In addition, the lack of flexibility in Repost’s deals gave music lawyers pause — it’s easy for artists to break ties with distributors like Distrokid or Tunecore if they want to go elsewhere. Acts “use distributors like Repost as stepping stones to get some momentum going on tracks, and then hope that they can step up to a major label,” explains Larry Katz, a veteran L.A.-based entertainment attorney who reviewed a 2019 Repost agreement. “If tied to Repost for distribution for two years, the ability to step up is thwarted, unless the artist can negotiate an early termination, which would likely result in them having to make a payment to Repost which they may not be able to make — or the major label/next level distributor may not be willing to make.”
Sure enough, artists and managers say the deals they had unwittingly entered into with Repost hampered them when their music started to perform well and prominent labels took interest. This was the moment when several acts discovered they had signed away their rights to Repost for a two-year term — they wanted to transfer their music over to a new partner, only to find out that they were locked in by an old one.
One manager who found himself in this situation was relieved when the label agreed to pay to get his artist out of the Repost deal. But some artists had to adjust deals to accept less favorable terms because they couldn’t hand over some of their songs until their deal with Repost expired. “If you get a little label interest and they find out someone has 30% of you, it’s not great,” says a senior label executive who spoke on the condition of anonymity.
“What Are You Supposed to Do if You’re a 16-Year-Old?”

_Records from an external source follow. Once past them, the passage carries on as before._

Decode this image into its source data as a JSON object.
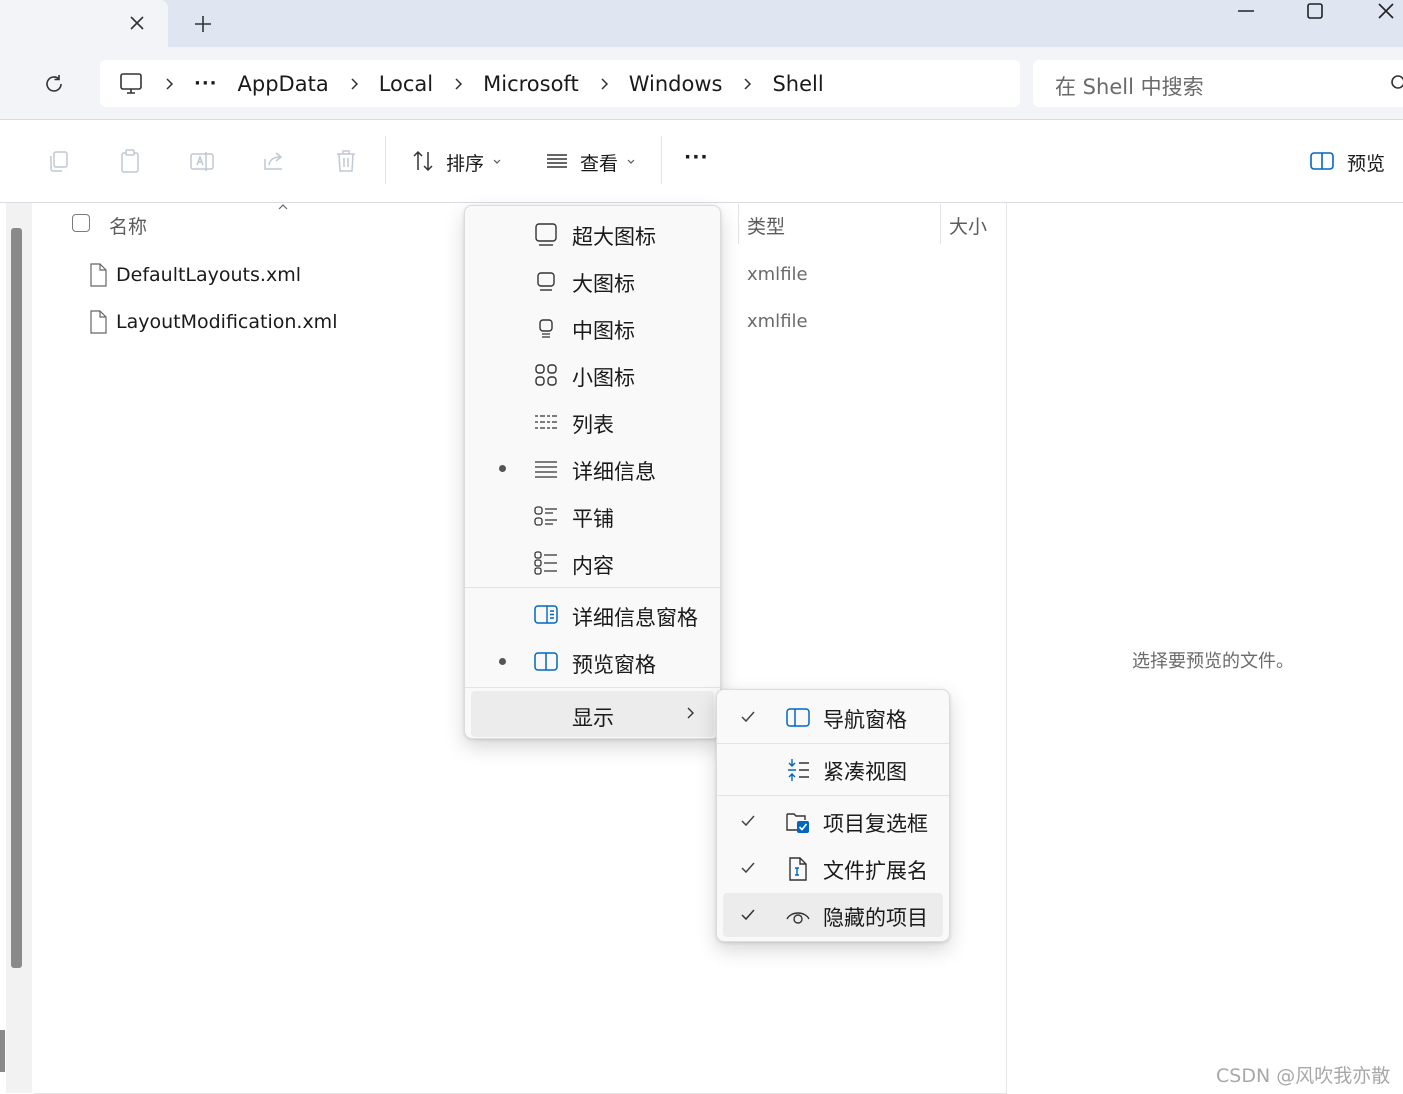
{
  "window": {
    "tab_close_icon": "close-icon",
    "new_tab_icon": "plus-icon",
    "controls": [
      "minimize-icon",
      "maximize-icon",
      "close-icon"
    ]
  },
  "address_bar": {
    "refresh_icon": "refresh-icon",
    "root_icon": "this-pc-icon",
    "overflow": "···",
    "breadcrumbs": [
      "AppData",
      "Local",
      "Microsoft",
      "Windows",
      "Shell"
    ],
    "search_placeholder": "在 Shell 中搜索"
  },
  "command_bar": {
    "disabled_icons": [
      "copy-icon",
      "paste-icon",
      "rename-icon",
      "share-icon",
      "delete-icon"
    ],
    "sort_label": "排序",
    "view_label": "查看",
    "more_label": "···",
    "preview_label": "预览"
  },
  "file_list": {
    "columns": {
      "name": "名称",
      "type": "类型",
      "size": "大小"
    },
    "files": [
      {
        "name": "DefaultLayouts.xml",
        "type": "xmlfile"
      },
      {
        "name": "LayoutModification.xml",
        "type": "xmlfile"
      }
    ]
  },
  "preview_pane": {
    "message": "选择要预览的文件。"
  },
  "view_menu": {
    "items": [
      {
        "label": "超大图标",
        "icon": "extra-large-icons-icon",
        "selected": false
      },
      {
        "label": "大图标",
        "icon": "large-icons-icon",
        "selected": false
      },
      {
        "label": "中图标",
        "icon": "medium-icons-icon",
        "selected": false
      },
      {
        "label": "小图标",
        "icon": "small-icons-icon",
        "selected": false
      },
      {
        "label": "列表",
        "icon": "list-icon",
        "selected": false
      },
      {
        "label": "详细信息",
        "icon": "details-icon",
        "selected": true
      },
      {
        "label": "平铺",
        "icon": "tiles-icon",
        "selected": false
      },
      {
        "label": "内容",
        "icon": "content-icon",
        "selected": false
      }
    ],
    "panes": [
      {
        "label": "详细信息窗格",
        "icon": "details-pane-icon",
        "selected": false
      },
      {
        "label": "预览窗格",
        "icon": "preview-pane-icon",
        "selected": true
      }
    ],
    "show_label": "显示"
  },
  "show_menu": {
    "items": [
      {
        "label": "导航窗格",
        "icon": "navigation-pane-icon",
        "checked": true
      },
      {
        "label": "紧凑视图",
        "icon": "compact-view-icon",
        "checked": false
      },
      {
        "label": "项目复选框",
        "icon": "item-checkboxes-icon",
        "checked": true
      },
      {
        "label": "文件扩展名",
        "icon": "file-extensions-icon",
        "checked": true
      },
      {
        "label": "隐藏的项目",
        "icon": "hidden-items-icon",
        "checked": true
      }
    ]
  },
  "watermark": "CSDN @风吹我亦散",
  "colors": {
    "accent": "#0067c0",
    "tabstrip": "#dfe5f1",
    "toolbar": "#f2f4f8"
  }
}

More concerning is Repost’s apparent willingness in the past to enter into deals with minors — the youngest act Billboard found was 15 — who were unaware they were signing an agreement and did not have the experience necessary to properly vet a deal. Managers who reviewed Repost’s early user agreements said it did not mention anything about the age of the artist signing up. A 2019 agreement viewed by Billboard included a clause saying an act must be 18 or older to use Repost, or have a parent or legal guardian review the terms of service.
Again, almost every artist who spoke for this story did not read the terms of service. But even if they had, and had then arranged for a parent to read the terms as well, lawyers say parental review is not enough to enter into a legally binding contract with someone under the age of 18 in many states.
Two attorneys who spoke for this story say that the artists who started working with Repost as minors should have been able to extract themselves from their deals because they were not formally ratified by the court. But this requires contractual expertise, deep pockets, and the resolve to slog through a legal battle. Not many teens have all three.
“What are you supposed to do if you’re an inarticulate 16-year-old kid [in one of these deals]?” asks one manager who unsuccessfully fought to extract an artist from a Repost deal that he wasn’t aware he had entered into. “You can hold labels and publishers accountable — there’s oversight.”
“I don’t know who the oversight is for Repost,” he adds, “unless you’re ready and able to litigate.”